Exercise description:
Reply with each record repeated exactly.

-- Task material follows --

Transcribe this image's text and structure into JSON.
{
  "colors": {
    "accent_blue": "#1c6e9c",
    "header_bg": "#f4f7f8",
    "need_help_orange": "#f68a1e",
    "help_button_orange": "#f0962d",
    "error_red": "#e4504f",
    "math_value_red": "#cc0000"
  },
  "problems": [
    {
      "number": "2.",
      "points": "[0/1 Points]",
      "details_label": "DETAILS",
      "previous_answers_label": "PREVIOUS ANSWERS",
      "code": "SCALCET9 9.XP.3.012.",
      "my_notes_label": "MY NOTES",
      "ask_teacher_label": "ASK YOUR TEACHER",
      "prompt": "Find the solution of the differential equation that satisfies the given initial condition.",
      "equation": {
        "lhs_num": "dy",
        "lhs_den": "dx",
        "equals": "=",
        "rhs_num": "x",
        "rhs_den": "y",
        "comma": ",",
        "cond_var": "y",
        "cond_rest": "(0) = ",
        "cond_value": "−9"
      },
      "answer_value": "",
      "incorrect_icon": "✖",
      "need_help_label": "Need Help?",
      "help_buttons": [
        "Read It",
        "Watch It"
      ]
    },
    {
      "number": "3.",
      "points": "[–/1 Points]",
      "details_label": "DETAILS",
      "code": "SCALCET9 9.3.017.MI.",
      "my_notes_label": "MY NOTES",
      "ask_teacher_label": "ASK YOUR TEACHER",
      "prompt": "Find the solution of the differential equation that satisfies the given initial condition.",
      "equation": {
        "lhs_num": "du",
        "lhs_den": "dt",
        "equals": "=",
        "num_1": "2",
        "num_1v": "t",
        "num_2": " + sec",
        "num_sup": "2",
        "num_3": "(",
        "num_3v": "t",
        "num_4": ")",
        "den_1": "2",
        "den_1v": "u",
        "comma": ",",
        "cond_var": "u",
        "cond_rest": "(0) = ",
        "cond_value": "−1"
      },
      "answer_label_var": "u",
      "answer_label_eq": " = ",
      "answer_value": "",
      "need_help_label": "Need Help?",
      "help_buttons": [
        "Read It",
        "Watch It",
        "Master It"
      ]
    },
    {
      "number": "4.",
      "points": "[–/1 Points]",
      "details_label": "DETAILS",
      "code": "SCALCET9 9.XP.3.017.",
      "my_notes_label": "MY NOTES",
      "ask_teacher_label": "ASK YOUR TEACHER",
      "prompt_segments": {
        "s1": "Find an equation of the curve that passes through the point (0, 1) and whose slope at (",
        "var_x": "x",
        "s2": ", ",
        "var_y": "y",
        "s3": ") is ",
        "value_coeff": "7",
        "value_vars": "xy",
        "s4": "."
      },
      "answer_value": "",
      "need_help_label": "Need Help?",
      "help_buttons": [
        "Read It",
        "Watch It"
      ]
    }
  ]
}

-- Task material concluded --

Solution for this task:
Transcribe this image's text and structure into JSON.
{
  "colors": {
    "accent_blue": "#1c6e9c",
    "header_bg": "#f4f7f8",
    "need_help_orange": "#f68a1e",
    "help_button_orange": "#f0962d",
    "error_red": "#e4504f",
    "math_value_red": "#cc0000"
  },
  "problems": [
    {
      "number": "2.",
      "points": "[0/1 Points]",
      "details_label": "DETAILS",
      "previous_answers_label": "PREVIOUS ANSWERS",
      "code": "SCALCET9 9.XP.3.012.",
      "my_notes_label": "MY NOTES",
      "ask_teacher_label": "ASK YOUR TEACHER",
      "prompt": "Find the solution of the differential equation that satisfies the given initial condition.",
      "equation": {
        "lhs_num": "dy",
        "lhs_den": "dx",
        "equals": "=",
        "rhs_num": "x",
        "rhs_den": "y",
        "comma": ",",
        "cond_var": "y",
        "cond_rest": "(0) = ",
        "cond_value": "−9"
      },
      "answer_value": "",
      "incorrect_icon": "✖",
      "need_help_label": "Need Help?",
      "help_buttons": [
        "Read It",
        "Watch It"
      ]
    },
    {
      "number": "3.",
      "points": "[–/1 Points]",
      "details_label": "DETAILS",
      "code": "SCALCET9 9.3.017.MI.",
      "my_notes_label": "MY NOTES",
      "ask_teacher_label": "ASK YOUR TEACHER",
      "prompt": "Find the solution of the differential equation that satisfies the given initial condition.",
      "equation": {
        "lhs_num": "du",
        "lhs_den": "dt",
        "equals": "=",
        "num_1": "2",
        "num_1v": "t",
        "num_2": " + sec",
        "num_sup": "2",
        "num_3": "(",
        "num_3v": "t",
        "num_4": ")",
        "den_1": "2",
        "den_1v": "u",
        "comma": ",",
        "cond_var": "u",
        "cond_rest": "(0) = ",
        "cond_value": "−1"
      },
      "answer_label_var": "u",
      "answer_label_eq": " = ",
      "answer_value": "",
      "need_help_label": "Need Help?",
      "help_buttons": [
        "Read It",
        "Watch It",
        "Master It"
      ]
    },
    {
      "number": "4.",
      "points": "[–/1 Points]",
      "details_label": "DETAILS",
      "code": "SCALCET9 9.XP.3.017.",
      "my_notes_label": "MY NOTES",
      "ask_teacher_label": "ASK YOUR TEACHER",
      "prompt_segments": {
        "s1": "Find an equation of the curve that passes through the point (0, 1) and whose slope at (",
        "var_x": "x",
        "s2": ", ",
        "var_y": "y",
        "s3": ") is ",
        "value_coeff": "7",
        "value_vars": "xy",
        "s4": "."
      },
      "answer_value": "",
      "need_help_label": "Need Help?",
      "help_buttons": [
        "Read It",
        "Watch It"
      ]
    }
  ]
}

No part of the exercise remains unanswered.